--- Recorded information Enclosed Below ---

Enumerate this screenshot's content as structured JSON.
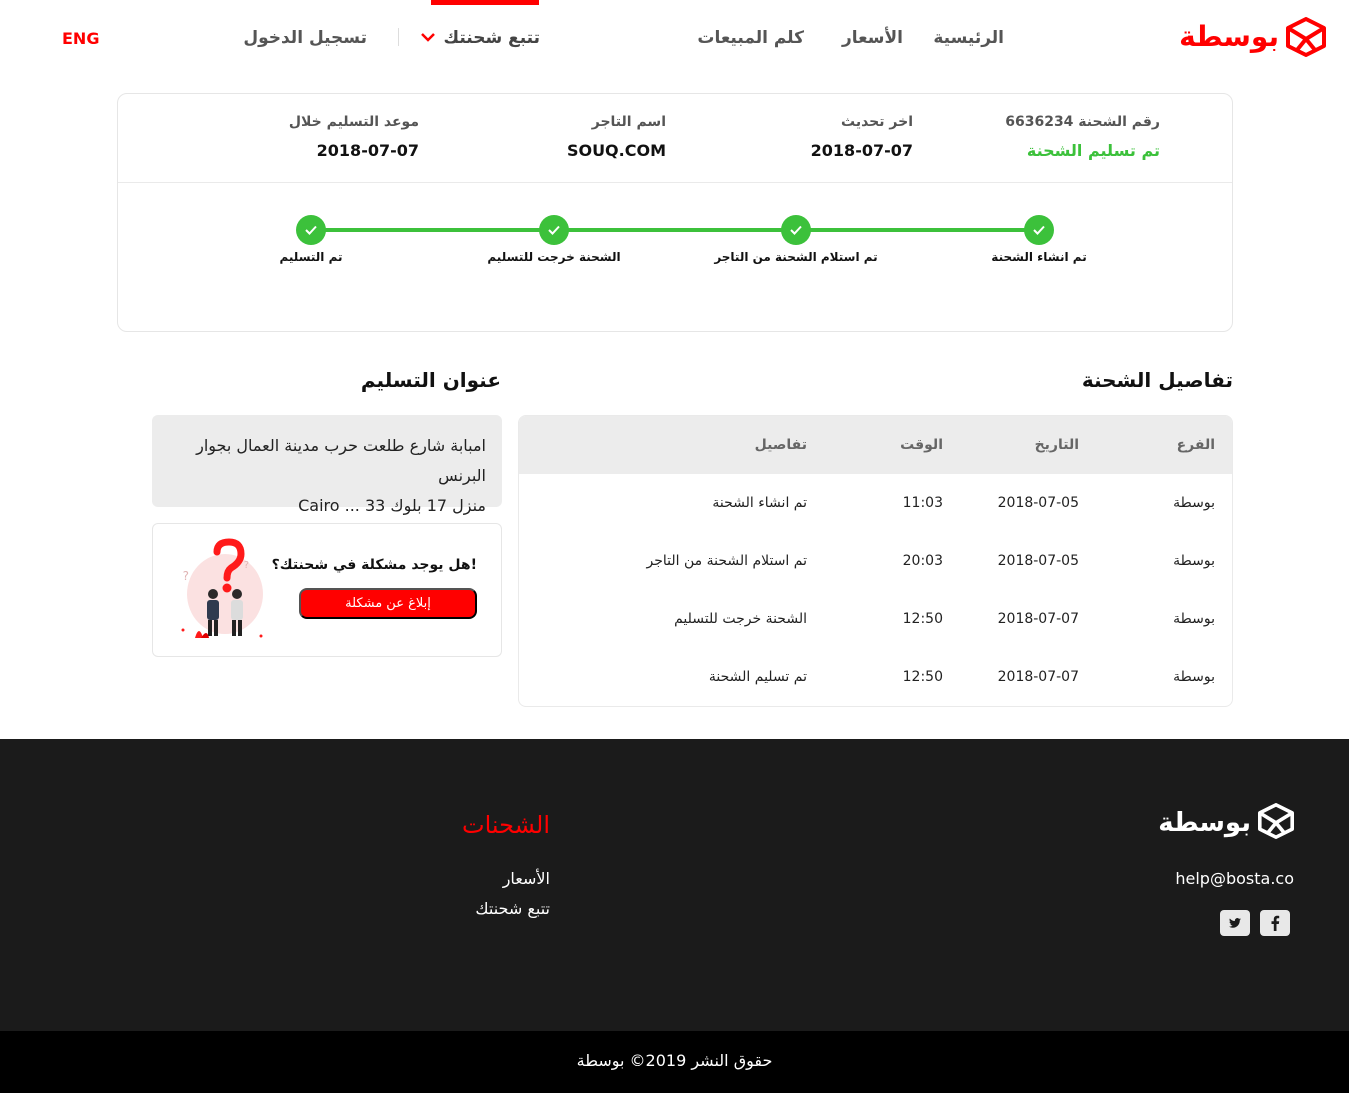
{
  "brand": {
    "name": "بوسطة",
    "color": "#ff0000"
  },
  "nav": {
    "home": "الرئيسية",
    "prices": "الأسعار",
    "sales": "كلم المبيعات",
    "track": "تتبع شحنتك",
    "login": "تسجيل الدخول",
    "lang": "ENG"
  },
  "shipment": {
    "number_label": "رقم الشحنة 6636234",
    "status": "تم تسليم الشحنة",
    "last_update_label": "اخر تحديث",
    "last_update_value": "2018-07-07",
    "merchant_label": "اسم التاجر",
    "merchant_value": "SOUQ.COM",
    "delivery_label": "موعد التسليم خلال",
    "delivery_value": "2018-07-07",
    "status_color": "#3cc13b"
  },
  "steps": [
    {
      "label": "تم انشاء الشحنة",
      "done": true
    },
    {
      "label": "تم استلام الشحنة من التاجر",
      "done": true
    },
    {
      "label": "الشحنة خرجت للتسليم",
      "done": true
    },
    {
      "label": "تم التسليم",
      "done": true
    }
  ],
  "details": {
    "title": "تفاصيل الشحنة",
    "headers": {
      "branch": "الفرع",
      "date": "التاريخ",
      "time": "الوقت",
      "detail": "تفاصيل"
    },
    "rows": [
      {
        "branch": "بوسطة",
        "date": "2018-07-05",
        "time": "11:03",
        "detail": "تم انشاء الشحنة"
      },
      {
        "branch": "بوسطة",
        "date": "2018-07-05",
        "time": "20:03",
        "detail": "تم استلام الشحنة من التاجر"
      },
      {
        "branch": "بوسطة",
        "date": "2018-07-07",
        "time": "12:50",
        "detail": "الشحنة خرجت للتسليم"
      },
      {
        "branch": "بوسطة",
        "date": "2018-07-07",
        "time": "12:50",
        "detail": "تم تسليم الشحنة"
      }
    ]
  },
  "address": {
    "title": "عنوان التسليم",
    "line1": "امبابة شارع طلعت حرب مدينة العمال بجوار البرنس",
    "line2": "منزل 17 بلوك 33 ... Cairo"
  },
  "problem": {
    "question": "!هل يوجد مشكلة في شحنتك؟",
    "button": "إبلاغ عن مشكلة",
    "illustration": "question-mark-people-illustration"
  },
  "footer": {
    "email": "help@bosta.co",
    "social": [
      "facebook-icon",
      "twitter-icon"
    ],
    "heading": "الشحنات",
    "links": [
      "الأسعار",
      "تتبع شحنتك"
    ],
    "copyright": "حقوق النشر 2019© بوسطة"
  }
}
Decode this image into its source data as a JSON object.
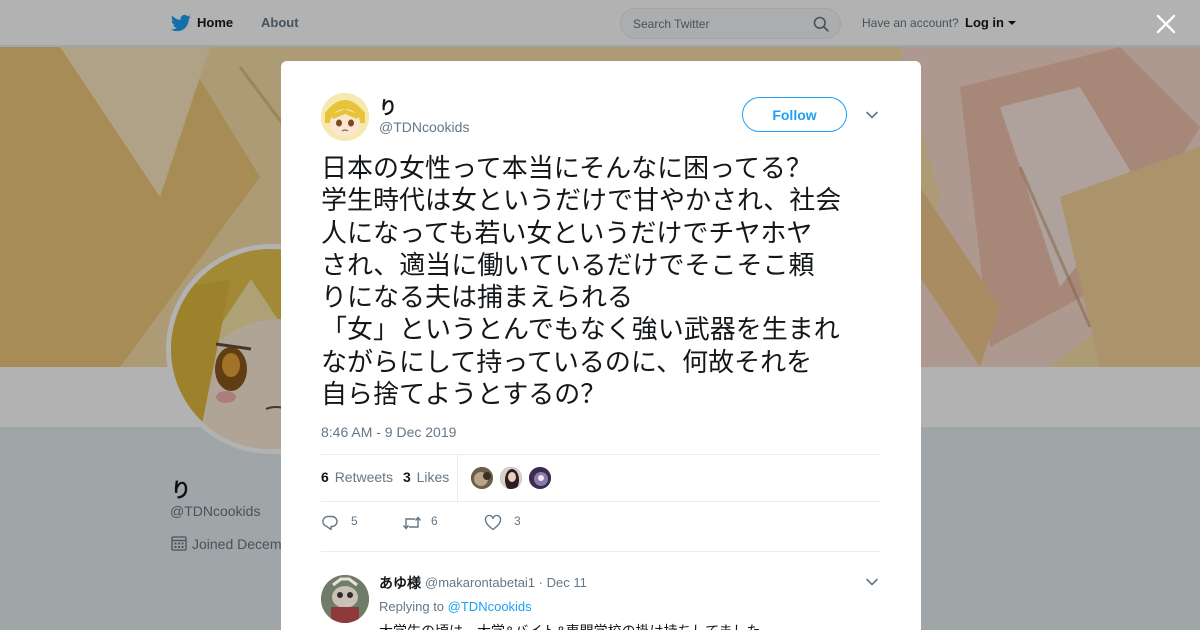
{
  "nav": {
    "home_label": "Home",
    "about_label": "About",
    "search_placeholder": "Search Twitter",
    "have_account": "Have an account?",
    "login_label": "Log in"
  },
  "profile_bg": {
    "name": "り",
    "handle": "@TDNcookids",
    "joined": "Joined Decem"
  },
  "tweet": {
    "author_name": "り",
    "author_handle": "@TDNcookids",
    "follow_label": "Follow",
    "text": "日本の女性って本当にそんなに困ってる？\n学生時代は女というだけで甘やかされ、社会\n人になっても若い女というだけでチヤホヤ\nされ、適当に働いているだけでそこそこ頼\nりになる夫は捕まえられる\n「女」というとんでもなく強い武器を生まれ\nながらにして持っているのに、何故それを\n自ら捨てようとするの？",
    "timestamp": "8:46 AM - 9 Dec 2019",
    "retweets_count": "6",
    "retweets_label": "Retweets",
    "likes_count": "3",
    "likes_label": "Likes",
    "actions": {
      "replies": "5",
      "retweets": "6",
      "likes": "3"
    }
  },
  "reply": {
    "name": "あゆ様",
    "meta": "@makarontabetai1 · Dec 11",
    "replying_label": "Replying to",
    "replying_handle": "@TDNcookids",
    "text": "大学生の頃は、大学&バイト&専門学校の掛け持ちしてました"
  },
  "icons": {
    "brand": "twitter-bird-icon",
    "search": "search-icon",
    "close": "close-icon",
    "calendar": "calendar-icon",
    "chevron": "chevron-down-icon",
    "reply": "reply-icon",
    "retweet": "retweet-icon",
    "like": "heart-icon"
  },
  "colors": {
    "accent": "#1da1f2",
    "text": "#14171a",
    "secondary": "#657786"
  }
}
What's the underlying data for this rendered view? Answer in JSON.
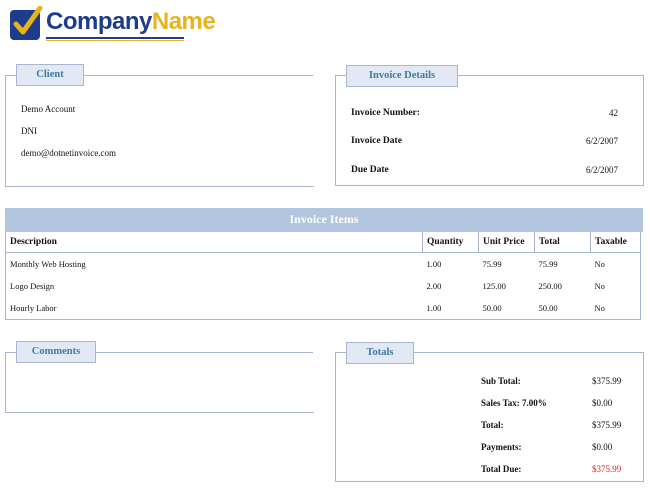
{
  "brand": {
    "company": "Company",
    "name": "Name"
  },
  "client": {
    "tab": "Client",
    "lines": [
      "Demo Account",
      "DNI",
      "demo@dotnetinvoice.com"
    ]
  },
  "invoice_details": {
    "tab": "Invoice Details",
    "rows": [
      {
        "label": "Invoice Number:",
        "value": "42"
      },
      {
        "label": "Invoice Date",
        "value": "6/2/2007"
      },
      {
        "label": "Due Date",
        "value": "6/2/2007"
      }
    ]
  },
  "items": {
    "title": "Invoice Items",
    "columns": [
      "Description",
      "Quantity",
      "Unit Price",
      "Total",
      "Taxable"
    ],
    "rows": [
      [
        "Monthly Web Hosting",
        "1.00",
        "75.99",
        "75.99",
        "No"
      ],
      [
        "Logo Design",
        "2.00",
        "125.00",
        "250.00",
        "No"
      ],
      [
        "Hourly Labor",
        "1.00",
        "50.00",
        "50.00",
        "No"
      ]
    ]
  },
  "comments": {
    "tab": "Comments"
  },
  "totals": {
    "tab": "Totals",
    "rows": [
      {
        "label": "Sub Total:",
        "value": "$375.99"
      },
      {
        "label": "Sales Tax: 7.00%",
        "value": "$0.00"
      },
      {
        "label": "Total:",
        "value": "$375.99"
      },
      {
        "label": "Payments:",
        "value": "$0.00"
      },
      {
        "label": "Total Due:",
        "value": "$375.99"
      }
    ],
    "due_color": "#e02020"
  },
  "colors": {
    "accent": "#3f7aa8",
    "header_band": "#b2c6e0",
    "border": "#a8b6d4",
    "tab_bg": "#e2e9f5"
  },
  "icons": {
    "logo": "checkmark-logo-icon"
  }
}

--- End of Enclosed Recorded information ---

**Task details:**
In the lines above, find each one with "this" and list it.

**Your solution:**
Enumerate this screenshot's content as structured JSON.
Decode this image into its source data as a JSON object.
What's the underlying data for this rendered view? Answer in JSON.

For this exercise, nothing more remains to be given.